● **Exercise prompt**:
Make an exact copy of the records that follow, with each picture omitted.

● **Records shown**:
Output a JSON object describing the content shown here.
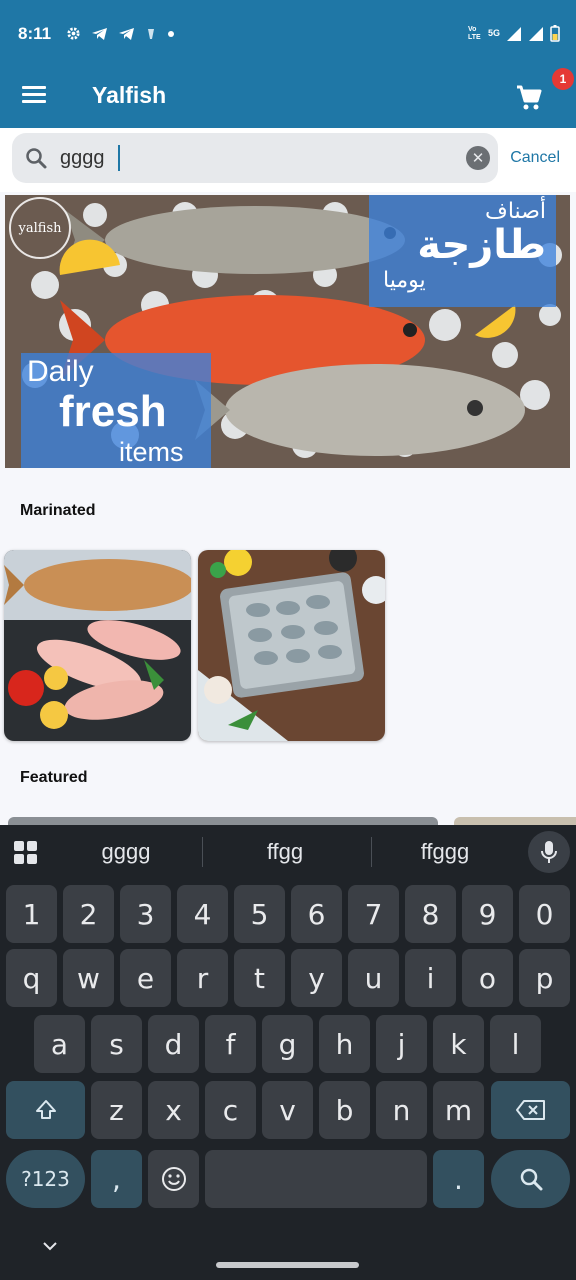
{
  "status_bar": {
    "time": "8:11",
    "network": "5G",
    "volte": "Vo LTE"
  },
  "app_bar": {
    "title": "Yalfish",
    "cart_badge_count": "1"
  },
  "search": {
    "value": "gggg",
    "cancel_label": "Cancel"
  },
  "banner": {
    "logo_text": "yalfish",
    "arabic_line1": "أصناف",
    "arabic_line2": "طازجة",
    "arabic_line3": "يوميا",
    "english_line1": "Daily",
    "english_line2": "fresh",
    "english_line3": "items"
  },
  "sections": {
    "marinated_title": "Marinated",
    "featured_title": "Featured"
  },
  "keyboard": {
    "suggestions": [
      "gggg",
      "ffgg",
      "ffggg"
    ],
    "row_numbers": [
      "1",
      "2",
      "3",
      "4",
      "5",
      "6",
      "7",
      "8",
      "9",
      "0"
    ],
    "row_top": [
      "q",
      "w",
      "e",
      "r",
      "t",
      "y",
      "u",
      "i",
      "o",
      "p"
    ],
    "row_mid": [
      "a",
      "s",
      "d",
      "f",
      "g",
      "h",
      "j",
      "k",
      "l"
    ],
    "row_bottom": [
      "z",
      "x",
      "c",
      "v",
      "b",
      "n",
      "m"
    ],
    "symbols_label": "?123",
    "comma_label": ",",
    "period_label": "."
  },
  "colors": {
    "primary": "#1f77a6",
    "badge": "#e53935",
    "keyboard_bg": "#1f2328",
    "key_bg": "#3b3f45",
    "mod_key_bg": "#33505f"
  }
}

● **Solution for this task**:
Output a JSON object describing the content shown here.
{
  "status_bar": {
    "time": "8:11",
    "network": "5G",
    "volte": "Vo LTE"
  },
  "app_bar": {
    "title": "Yalfish",
    "cart_badge_count": "1"
  },
  "search": {
    "value": "gggg",
    "cancel_label": "Cancel"
  },
  "banner": {
    "logo_text": "yalfish",
    "arabic_line1": "أصناف",
    "arabic_line2": "طازجة",
    "arabic_line3": "يوميا",
    "english_line1": "Daily",
    "english_line2": "fresh",
    "english_line3": "items"
  },
  "sections": {
    "marinated_title": "Marinated",
    "featured_title": "Featured"
  },
  "keyboard": {
    "suggestions": [
      "gggg",
      "ffgg",
      "ffggg"
    ],
    "row_numbers": [
      "1",
      "2",
      "3",
      "4",
      "5",
      "6",
      "7",
      "8",
      "9",
      "0"
    ],
    "row_top": [
      "q",
      "w",
      "e",
      "r",
      "t",
      "y",
      "u",
      "i",
      "o",
      "p"
    ],
    "row_mid": [
      "a",
      "s",
      "d",
      "f",
      "g",
      "h",
      "j",
      "k",
      "l"
    ],
    "row_bottom": [
      "z",
      "x",
      "c",
      "v",
      "b",
      "n",
      "m"
    ],
    "symbols_label": "?123",
    "comma_label": ",",
    "period_label": "."
  },
  "colors": {
    "primary": "#1f77a6",
    "badge": "#e53935",
    "keyboard_bg": "#1f2328",
    "key_bg": "#3b3f45",
    "mod_key_bg": "#33505f"
  }
}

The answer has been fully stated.